Hernias are often caused by a combination of muscle strain and weakness. Depending on the origin, the hernia may develop over a long period of time.
Some common causes if muscle strain or weakness that can lead to the development include:
- a congenital condition, which occurs during development in the womb and is present from birth
- damage from an injury or surgery
- strenuous exercise or lifting heavy weights
- chronic coughing or chronic obstructive pulmonary disorder (COPD)
- pregnancy, especially having multiple pregnancies
- constipation, which causes you to strain when having a bowel movement
- being overweight or having obesity
Risk Factors for the Development of Hernias
- being born prematurely or having a low birth weight
- being older
- chronic cough (likely due to the repetitive increase in abdominal pressure)
- cystic fibrosis
- chronic constipation
- being overweight or having obesity
- smoking, which leads to the weakening of connective tissue
- a personal or family history of hernias
Diagnosis of Hernias
In order for hernias to be diagnosed, the doctor will perform a thorough physical examination.
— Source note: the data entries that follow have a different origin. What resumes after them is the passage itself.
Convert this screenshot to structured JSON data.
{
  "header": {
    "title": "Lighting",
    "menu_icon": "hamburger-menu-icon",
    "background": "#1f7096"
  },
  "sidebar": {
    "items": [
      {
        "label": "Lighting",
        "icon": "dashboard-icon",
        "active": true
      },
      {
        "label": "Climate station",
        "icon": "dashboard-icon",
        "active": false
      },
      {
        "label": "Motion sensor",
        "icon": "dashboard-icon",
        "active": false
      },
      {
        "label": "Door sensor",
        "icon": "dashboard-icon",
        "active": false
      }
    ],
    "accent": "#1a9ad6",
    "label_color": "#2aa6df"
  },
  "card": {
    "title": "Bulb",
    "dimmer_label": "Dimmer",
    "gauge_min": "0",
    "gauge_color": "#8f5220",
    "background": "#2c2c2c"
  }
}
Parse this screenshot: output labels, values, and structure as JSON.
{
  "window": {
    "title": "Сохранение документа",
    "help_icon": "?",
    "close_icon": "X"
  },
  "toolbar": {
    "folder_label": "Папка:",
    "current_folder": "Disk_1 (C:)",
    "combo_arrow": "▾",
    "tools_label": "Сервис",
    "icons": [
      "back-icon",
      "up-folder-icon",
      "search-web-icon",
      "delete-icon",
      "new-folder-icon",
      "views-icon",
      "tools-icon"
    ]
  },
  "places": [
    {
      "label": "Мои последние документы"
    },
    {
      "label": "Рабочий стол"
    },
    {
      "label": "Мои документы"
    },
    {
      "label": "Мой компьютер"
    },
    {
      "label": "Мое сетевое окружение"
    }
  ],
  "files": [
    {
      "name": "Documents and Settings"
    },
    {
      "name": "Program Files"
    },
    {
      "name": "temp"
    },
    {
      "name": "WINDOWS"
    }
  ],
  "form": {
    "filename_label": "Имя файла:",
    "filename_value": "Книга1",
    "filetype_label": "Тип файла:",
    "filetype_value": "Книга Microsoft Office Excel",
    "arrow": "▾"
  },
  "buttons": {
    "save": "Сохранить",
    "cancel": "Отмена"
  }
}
He may feel for a bulge in the abdominal or groin area that gets bigger when you cough, stand or strain. He may also ask questions including when the bulge was noticed? Other symptoms present or if something in particular may have led to its development. Your lifestyle may also be reviewed including your occupation if you lift weights professionally or on a recreational basis.
Types of Hernias
Inguinal hernias are the most common type and occurs when the intestines push through a weakened area or tear in the abdominal wall, often via the inguinal canal. The inguinal canal is found in the groin for men, it is the area where the spermatic cord passes from the abdomen to the scrotum. The cord connects to the testicles. In women, the inguinal canal features a ligament ( called the round ligament) that help hold the uterus in its proper place. The inguinal hernias are more common in men due to the testicles descending through the inguinal canal shortly after birth. This is supposed to close almost completely behind them. Sometimes, the canal is unable to close correctly, leaving a weakened section.
The hiatal hernia happens when there is a section of your stomach that protrudes up through the diaphragm and into the chest cavity. The diaphragmatic muscle helps you breathe by contracting and drawing air into the lungs. It functions also to separate the organs of the abdomen from that of the chest. This kind of hernia is more common in patients over 50 years old. If it happens to a child, it is usually congenital in nature. This almost always causes a gastroesophageal reflux, wherein the stomach contents leak backward into the esophagus, resulting in a burning sensation.
The umbilical type affects children and babies. An umbilical hernia happens when the intestines bulge through the abdominal wall near the area of the belly button. The bulge may be seen in or near the belly button of the child, especially when they cry. This type of hernia is the only type that may go away on its own as the abdominal wall gets stronger when the child grows. This usually occurs by the time the child is one to two years old. If the condition has not gone away by five years of age, surgery is done to correct it.
Adults can also have the condition due to repeated strain on the abdomen because of obesity, fluid in the abdomen (ascites), or pregnancy.
This type of hernia happens when the tissue bulges via an opening in the muscles of your stomach. You may notice the ventral hernia gets smaller when you are lying down. While a ventral hernia can be there since birth, it is more commonly gotten at some period in your life. Common reasons include: obesity, pregnancy and strenuous activity. It may also occur at the site of a surgical incision. Known as an incisional hernia, it results from surgical scarring or weakness of the abdominal muscles at the site of incision.